Dorcas Good (1678-17??) – Dorcas was the daughter of Sarah Solart Poole Good, one of the first three women accused of witchcraft during the hysteria of 1692. Sometimes called Dorothy in historical records, her father was William Good, who was a poor man and her parents lived a life of homelessness and begging, earning them a reputation as unsavory people. Her mother, Sarah Solart Poole Good, was accused of witchcraft on February 25, 1692, when Abigail Williams and Elizabeth Parris claimed to be bewitched under her hand. She was soon arrested and was tried for witchcraft on March 1st. She would never confess to any guilt. She was found guilty and sentenced to be hanged. However, Sarah was pregnant and her execution was delayed until she gave birth to her child.

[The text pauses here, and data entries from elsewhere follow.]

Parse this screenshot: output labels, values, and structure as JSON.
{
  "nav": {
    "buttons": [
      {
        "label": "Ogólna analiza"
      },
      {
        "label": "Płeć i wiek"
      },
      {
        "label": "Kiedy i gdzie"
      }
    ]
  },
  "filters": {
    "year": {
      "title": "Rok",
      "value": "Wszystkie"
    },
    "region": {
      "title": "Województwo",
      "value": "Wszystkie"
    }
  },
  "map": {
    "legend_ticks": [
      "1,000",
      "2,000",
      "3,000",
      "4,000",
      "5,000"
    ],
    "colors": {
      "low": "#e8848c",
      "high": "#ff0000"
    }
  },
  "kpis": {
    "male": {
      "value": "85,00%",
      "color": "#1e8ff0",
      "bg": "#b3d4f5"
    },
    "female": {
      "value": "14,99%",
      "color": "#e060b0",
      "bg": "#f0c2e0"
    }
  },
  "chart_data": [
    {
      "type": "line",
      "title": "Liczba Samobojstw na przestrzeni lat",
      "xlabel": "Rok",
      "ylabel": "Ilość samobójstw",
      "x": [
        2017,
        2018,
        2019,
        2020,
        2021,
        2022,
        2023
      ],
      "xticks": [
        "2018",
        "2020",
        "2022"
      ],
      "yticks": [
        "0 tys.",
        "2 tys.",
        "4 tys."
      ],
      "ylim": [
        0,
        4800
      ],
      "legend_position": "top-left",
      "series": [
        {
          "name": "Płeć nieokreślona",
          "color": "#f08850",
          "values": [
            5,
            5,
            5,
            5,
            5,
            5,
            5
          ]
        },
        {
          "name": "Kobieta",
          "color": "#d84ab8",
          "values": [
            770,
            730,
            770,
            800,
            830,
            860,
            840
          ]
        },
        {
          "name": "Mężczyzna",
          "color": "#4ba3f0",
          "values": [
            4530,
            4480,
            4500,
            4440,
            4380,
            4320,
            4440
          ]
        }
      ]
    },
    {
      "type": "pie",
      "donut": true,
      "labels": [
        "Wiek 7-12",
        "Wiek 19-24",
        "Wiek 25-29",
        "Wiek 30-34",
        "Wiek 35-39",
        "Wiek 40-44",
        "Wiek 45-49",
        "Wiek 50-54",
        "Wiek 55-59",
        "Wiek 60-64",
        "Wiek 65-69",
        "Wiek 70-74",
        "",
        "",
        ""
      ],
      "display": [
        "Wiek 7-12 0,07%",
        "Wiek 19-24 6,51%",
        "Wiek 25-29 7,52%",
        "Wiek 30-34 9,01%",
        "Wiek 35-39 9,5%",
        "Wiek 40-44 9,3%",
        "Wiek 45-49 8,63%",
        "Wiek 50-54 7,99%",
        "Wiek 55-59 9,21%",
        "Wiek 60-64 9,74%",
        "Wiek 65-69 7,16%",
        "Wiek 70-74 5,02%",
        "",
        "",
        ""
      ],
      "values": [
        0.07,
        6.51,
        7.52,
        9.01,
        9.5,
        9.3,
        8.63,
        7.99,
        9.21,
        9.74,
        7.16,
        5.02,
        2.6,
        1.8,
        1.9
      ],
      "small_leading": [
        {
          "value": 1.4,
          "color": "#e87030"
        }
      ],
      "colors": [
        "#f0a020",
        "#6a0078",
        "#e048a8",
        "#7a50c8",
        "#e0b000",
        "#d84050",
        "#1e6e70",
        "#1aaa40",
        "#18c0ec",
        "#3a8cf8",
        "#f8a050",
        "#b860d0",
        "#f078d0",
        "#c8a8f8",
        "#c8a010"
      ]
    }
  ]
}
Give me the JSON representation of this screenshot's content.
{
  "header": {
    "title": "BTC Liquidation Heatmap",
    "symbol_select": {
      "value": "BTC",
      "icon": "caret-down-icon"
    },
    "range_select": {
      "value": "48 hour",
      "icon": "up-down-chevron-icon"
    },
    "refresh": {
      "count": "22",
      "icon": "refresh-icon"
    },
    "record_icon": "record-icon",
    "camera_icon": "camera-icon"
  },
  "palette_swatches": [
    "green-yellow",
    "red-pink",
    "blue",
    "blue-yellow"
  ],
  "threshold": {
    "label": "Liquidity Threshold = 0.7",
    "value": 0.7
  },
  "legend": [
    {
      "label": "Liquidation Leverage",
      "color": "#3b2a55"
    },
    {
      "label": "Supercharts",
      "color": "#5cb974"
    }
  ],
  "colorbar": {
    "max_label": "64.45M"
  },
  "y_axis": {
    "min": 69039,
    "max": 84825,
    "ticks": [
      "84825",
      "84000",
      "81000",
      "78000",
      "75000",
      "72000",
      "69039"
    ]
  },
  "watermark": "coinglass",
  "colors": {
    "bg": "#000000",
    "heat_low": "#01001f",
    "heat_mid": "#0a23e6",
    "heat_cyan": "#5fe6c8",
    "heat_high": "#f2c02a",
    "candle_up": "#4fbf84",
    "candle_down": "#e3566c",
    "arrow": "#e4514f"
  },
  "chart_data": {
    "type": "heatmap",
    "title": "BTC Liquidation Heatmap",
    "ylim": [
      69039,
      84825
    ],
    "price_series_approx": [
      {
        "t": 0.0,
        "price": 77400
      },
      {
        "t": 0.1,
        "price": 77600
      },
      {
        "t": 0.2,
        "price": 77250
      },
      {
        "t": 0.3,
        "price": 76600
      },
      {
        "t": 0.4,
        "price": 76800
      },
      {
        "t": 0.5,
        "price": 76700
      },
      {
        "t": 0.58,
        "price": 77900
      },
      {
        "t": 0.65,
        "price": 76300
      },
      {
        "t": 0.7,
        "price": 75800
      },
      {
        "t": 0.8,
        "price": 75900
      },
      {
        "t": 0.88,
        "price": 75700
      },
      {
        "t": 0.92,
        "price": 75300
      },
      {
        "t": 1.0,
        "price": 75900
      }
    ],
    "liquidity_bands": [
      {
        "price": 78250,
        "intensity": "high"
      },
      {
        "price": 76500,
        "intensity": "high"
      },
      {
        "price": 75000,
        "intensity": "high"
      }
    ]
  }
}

In the meantime, her four-year-old daughter was also accused of practicing witchcraft in a complaint was filed by Edward Putnam and Jonathan Putnam of Salem Village. She was arrested on March 24, 1692, and taken to the house of Nathiel Ingersol to be examined. There, Mercy Lewis, Ann Putnam, Jr., and Mary Walcott would all testify that the small girl had afflicted them by pinching, biting, and choking them. Examined over several days, the little girl finally broke down crying and confessed and incriminated her mother. She was soon imprisoned with her mother at the Ipswich Jail. While imprisoned, Sarah Good gave birth to a daughter she named Mercy. But, the infant would die a short time later. While little Dorcas remained in jail, her mother was taken away and hanged on July 19, 1692. Because Dorcas’ father was a poor laborer, he would not be able to come up with the money to bond out his child for some time. Dorcas was in custody for over eight months, from March 24, 1692, when she was arrested until she was released on a £50 bond on December 10, 1692. She was never indicted or tried. After her release, she was never the same — psychologically damaged for the rest of her life. By some historical accounts, she was insane.